# What is being asked
From the records below, pull each line that has "label".

# Material provided
******************************

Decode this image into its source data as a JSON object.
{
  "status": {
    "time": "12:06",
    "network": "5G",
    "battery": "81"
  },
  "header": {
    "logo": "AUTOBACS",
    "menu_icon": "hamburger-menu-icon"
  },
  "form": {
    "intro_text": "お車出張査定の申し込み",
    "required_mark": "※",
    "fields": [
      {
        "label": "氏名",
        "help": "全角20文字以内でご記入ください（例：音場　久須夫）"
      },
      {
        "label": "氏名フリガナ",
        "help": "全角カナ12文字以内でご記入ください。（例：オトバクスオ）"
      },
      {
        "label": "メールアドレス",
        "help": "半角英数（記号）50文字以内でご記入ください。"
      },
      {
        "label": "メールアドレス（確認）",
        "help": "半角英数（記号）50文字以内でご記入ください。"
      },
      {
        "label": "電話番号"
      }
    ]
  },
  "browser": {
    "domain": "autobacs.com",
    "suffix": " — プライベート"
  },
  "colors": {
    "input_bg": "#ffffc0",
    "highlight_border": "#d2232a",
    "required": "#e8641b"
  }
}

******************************

# Response area
        "label": "氏名",
        "label": "氏名フリガナ",
        "label": "メールアドレス",
        "label": "メールアドレス（確認）",
        "label": "電話番号"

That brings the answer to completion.